Have you ever thought of a casket as a Western work of art? If it’s made by Ed and Robin Castillo, owners of Cowboy’s Last Ride Casket Company, and their crew, you can.

For the past five years, they’ve been creating Western-themed caskets for cowboys, ranchers and country folks who just don’t see themselves taking their last ride in a shiny lacquered box with sparkling metal fittings and a glossy satin lining. That’s not the way they lived and it’s not the way they want to go to their eternal rest.

Ed Castillo says the company was founded nine years ago and he purchased it in 2009.

“My next door neighbor, he talked me into buying the business from him. I didn’t have very much experience with wood at all, but I knew what cowboys wanted. I started cowboying when I was 13 or 14, working on ranches in San Angelo and then in the Panhandle,” he said. “Cowboys are down to earth. They don’t want nothin’ fancy, nothin’ shiny. Our caskets are solid wood and individually built. No two are alike. We also do a lot of brands on the caskets, and a lot of carvings.”

Oscar Soto, who answers phones and helps people who need information, says everything is built in-house.

“It’s a unique, one-of-a-kind product. We have the old tapered-style casket – coffin style. And we like to use a lot of hair-on hide. No one else makes them in this state or in the United States. If you can think of a design in your imagination, we can build it.”

And they can deliver it quickly too.

“If we were to get a call right now, we could get it out in 12 hours," Soto said. "It took us 22 hours to take one to Colorado Springs round trip. They called us at 4 p.m. and we had it there at 4 a.m. the next morning.”

The woods the artisans use in their coffins are pecan, cypress, oak, pine and cedar, but Soto says that if somebody wants it made out of a different wood, “we’ll do it if we can get it.”

Castillo adds that the components they buy are entirely made in Texas.

“We don’t buy out of state," he said. "Our conchos, we get from a guy in San Angelo who designs them himself and our saddle blankets are made in El Paso.”

Castillo says a woman – one of the friendliest people he ever met – designed one of their most popular caskets. He met her at church when he moved from the Panhandle to Early, Texas. Not long after they met, she said she wanted him to make her a casket. She designed it herself and it became one of their best sellers ever. Her name was Lila Cathy and she just passed away a few days ago.

Castillo said they do a lot of carvings on coffins. The company’s chief woodworker is Emmanuel Marques. A coffin they did a week ago is one that stands out. It features a family portrait on the inside of the lid, along with the departed’s horse and brand.

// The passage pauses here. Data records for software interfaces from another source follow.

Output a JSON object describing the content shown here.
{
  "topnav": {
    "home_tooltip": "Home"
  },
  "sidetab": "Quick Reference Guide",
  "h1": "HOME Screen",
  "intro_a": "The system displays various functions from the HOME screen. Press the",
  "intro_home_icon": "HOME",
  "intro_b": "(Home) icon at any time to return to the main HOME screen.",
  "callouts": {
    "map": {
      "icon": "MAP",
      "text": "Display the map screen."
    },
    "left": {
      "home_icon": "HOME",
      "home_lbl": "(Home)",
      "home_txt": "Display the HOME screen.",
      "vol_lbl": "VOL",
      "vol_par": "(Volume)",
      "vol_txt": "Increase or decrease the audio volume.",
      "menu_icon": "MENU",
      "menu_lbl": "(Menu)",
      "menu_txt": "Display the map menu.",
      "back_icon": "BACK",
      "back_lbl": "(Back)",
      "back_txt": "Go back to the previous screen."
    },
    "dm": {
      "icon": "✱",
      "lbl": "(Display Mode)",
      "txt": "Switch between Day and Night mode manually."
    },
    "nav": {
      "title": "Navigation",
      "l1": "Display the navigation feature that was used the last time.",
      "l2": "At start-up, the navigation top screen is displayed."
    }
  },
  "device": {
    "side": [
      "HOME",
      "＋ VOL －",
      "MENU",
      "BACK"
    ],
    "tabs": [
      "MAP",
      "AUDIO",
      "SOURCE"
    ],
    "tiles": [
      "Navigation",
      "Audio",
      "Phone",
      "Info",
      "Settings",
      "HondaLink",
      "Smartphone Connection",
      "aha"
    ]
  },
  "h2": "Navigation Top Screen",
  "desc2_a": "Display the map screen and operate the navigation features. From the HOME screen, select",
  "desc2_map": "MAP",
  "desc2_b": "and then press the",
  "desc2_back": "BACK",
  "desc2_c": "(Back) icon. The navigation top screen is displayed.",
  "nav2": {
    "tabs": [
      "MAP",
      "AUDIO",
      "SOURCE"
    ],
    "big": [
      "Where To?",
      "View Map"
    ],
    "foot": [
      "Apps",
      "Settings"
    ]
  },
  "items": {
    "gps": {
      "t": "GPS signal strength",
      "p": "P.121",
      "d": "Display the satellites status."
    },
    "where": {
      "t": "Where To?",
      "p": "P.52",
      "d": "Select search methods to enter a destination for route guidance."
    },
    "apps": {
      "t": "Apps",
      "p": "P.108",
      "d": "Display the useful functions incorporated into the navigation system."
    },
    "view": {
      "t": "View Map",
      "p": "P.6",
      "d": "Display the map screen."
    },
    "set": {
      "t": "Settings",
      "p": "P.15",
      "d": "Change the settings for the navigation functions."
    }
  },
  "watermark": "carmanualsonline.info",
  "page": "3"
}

“My son Karlin takes a lot of stress off my shoulders," Castillo said. "He delivers for me. He can line. He can carve. Addie’s still in high school but works part time, cleaning up, doing sanding and things like that. My oldest, Cathy, has moved to California and is working for AmeriCorps right now. She’s been trying to save the world since she was a little girl.”

The company also does a lot of donations.

“We work with people. It’s a hard time and people are down and we offer to help any way we can," Castillo said. "We donate about seven coffins a year. It’s something that you just have to do.”

Cowboy’s Last Ride provides an original and unique service to the western lifestyle community. To have a look at their one-of-a kind craftsmanship, visit their website at CowboysLastRide.com.